Data items:
···

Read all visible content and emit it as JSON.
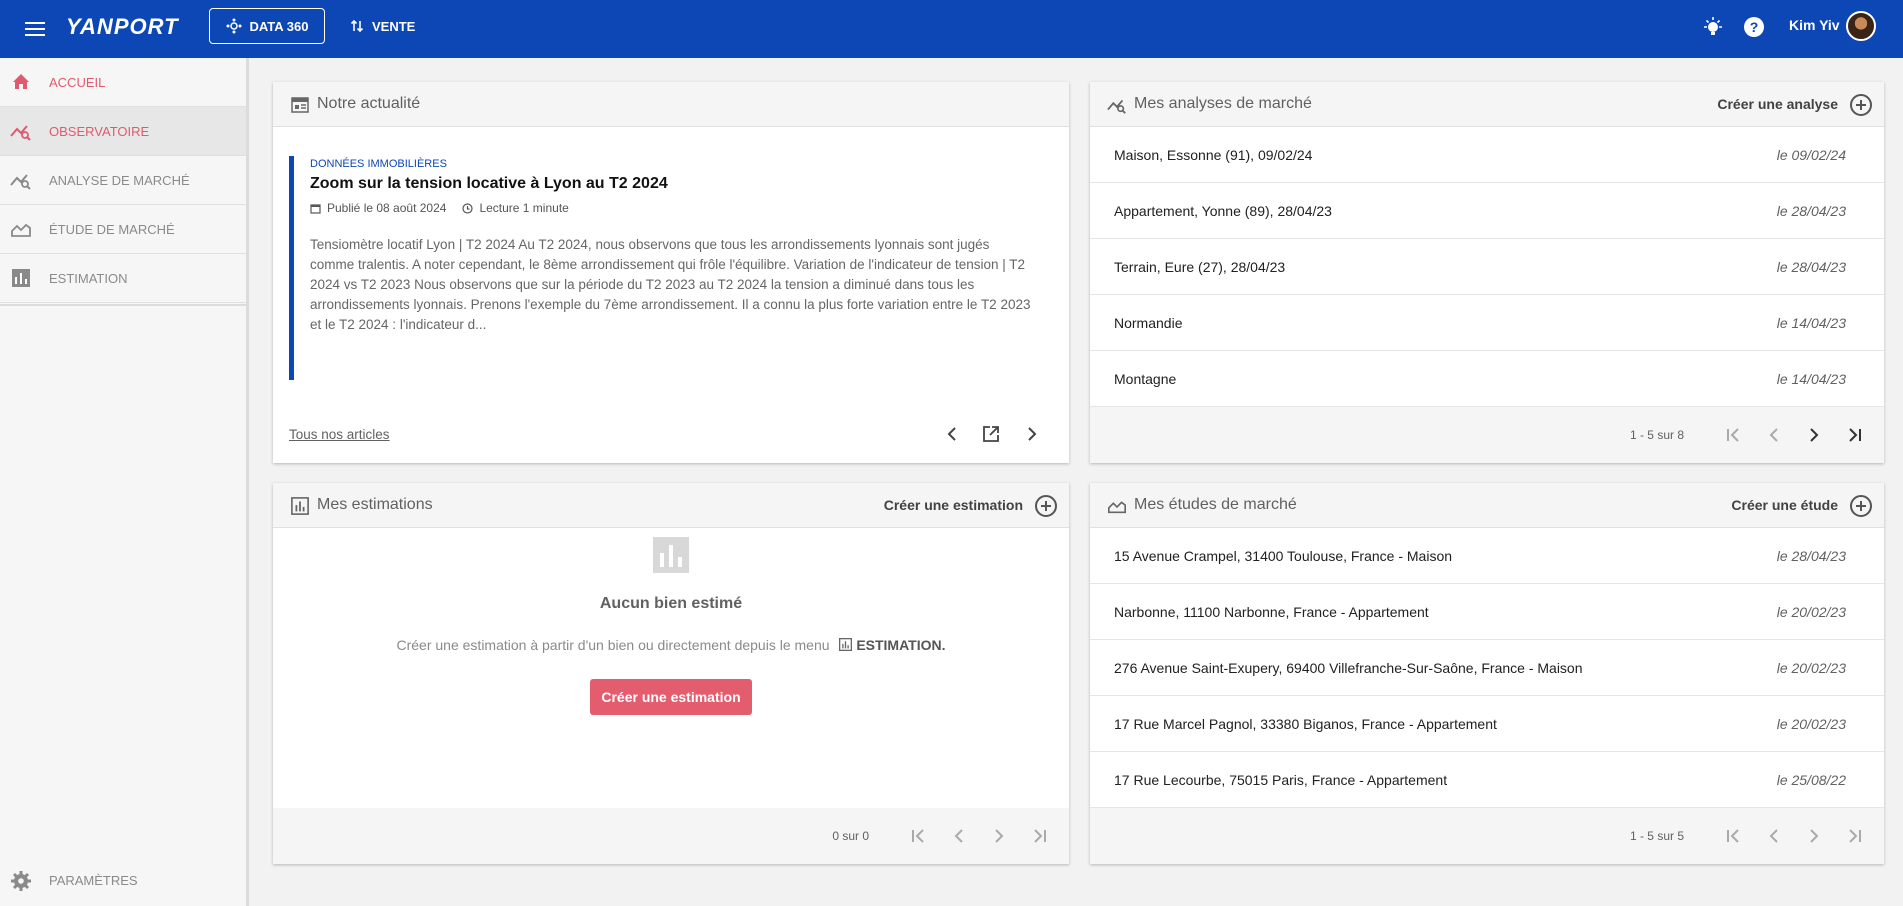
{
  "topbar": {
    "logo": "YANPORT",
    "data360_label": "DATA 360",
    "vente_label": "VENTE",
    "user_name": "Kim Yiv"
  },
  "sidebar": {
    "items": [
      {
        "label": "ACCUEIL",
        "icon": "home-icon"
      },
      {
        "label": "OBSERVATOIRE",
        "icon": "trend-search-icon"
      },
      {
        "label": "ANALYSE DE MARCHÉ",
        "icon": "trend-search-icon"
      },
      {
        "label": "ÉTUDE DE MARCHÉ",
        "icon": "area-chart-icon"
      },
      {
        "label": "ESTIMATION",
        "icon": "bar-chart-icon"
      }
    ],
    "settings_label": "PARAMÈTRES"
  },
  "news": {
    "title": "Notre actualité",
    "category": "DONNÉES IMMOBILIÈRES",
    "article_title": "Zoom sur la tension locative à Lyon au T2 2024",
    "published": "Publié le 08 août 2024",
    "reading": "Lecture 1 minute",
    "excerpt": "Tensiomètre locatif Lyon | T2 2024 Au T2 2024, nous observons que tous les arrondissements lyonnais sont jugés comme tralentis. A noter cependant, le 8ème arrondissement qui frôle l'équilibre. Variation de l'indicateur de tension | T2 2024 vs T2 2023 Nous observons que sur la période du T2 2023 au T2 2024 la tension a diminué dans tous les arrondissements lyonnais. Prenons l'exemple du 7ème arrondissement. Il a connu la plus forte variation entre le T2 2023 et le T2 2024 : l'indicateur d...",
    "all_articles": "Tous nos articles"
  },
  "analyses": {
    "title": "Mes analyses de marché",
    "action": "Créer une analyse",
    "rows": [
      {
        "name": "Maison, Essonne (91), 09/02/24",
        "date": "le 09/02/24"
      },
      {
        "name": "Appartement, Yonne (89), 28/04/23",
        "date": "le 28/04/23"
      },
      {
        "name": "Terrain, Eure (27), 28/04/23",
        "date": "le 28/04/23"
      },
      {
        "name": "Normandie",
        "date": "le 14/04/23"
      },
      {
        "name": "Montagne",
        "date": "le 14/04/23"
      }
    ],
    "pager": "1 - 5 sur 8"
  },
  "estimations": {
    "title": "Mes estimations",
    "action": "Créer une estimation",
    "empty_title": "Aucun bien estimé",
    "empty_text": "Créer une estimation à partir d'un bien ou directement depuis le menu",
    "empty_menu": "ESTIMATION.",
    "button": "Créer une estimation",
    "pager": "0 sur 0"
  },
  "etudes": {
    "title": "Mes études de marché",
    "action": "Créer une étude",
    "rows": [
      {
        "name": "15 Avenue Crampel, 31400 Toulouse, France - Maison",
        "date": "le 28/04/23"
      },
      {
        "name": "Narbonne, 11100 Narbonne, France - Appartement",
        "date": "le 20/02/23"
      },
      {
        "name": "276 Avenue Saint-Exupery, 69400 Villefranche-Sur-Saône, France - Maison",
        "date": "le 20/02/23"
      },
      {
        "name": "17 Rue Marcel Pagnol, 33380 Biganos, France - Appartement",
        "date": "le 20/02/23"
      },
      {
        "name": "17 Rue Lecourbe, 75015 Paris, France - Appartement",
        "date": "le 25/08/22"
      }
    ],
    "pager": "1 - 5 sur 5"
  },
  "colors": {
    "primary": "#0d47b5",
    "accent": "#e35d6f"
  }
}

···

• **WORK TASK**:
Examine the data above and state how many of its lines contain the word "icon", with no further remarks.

• **EXPECTED ANSWER**:
5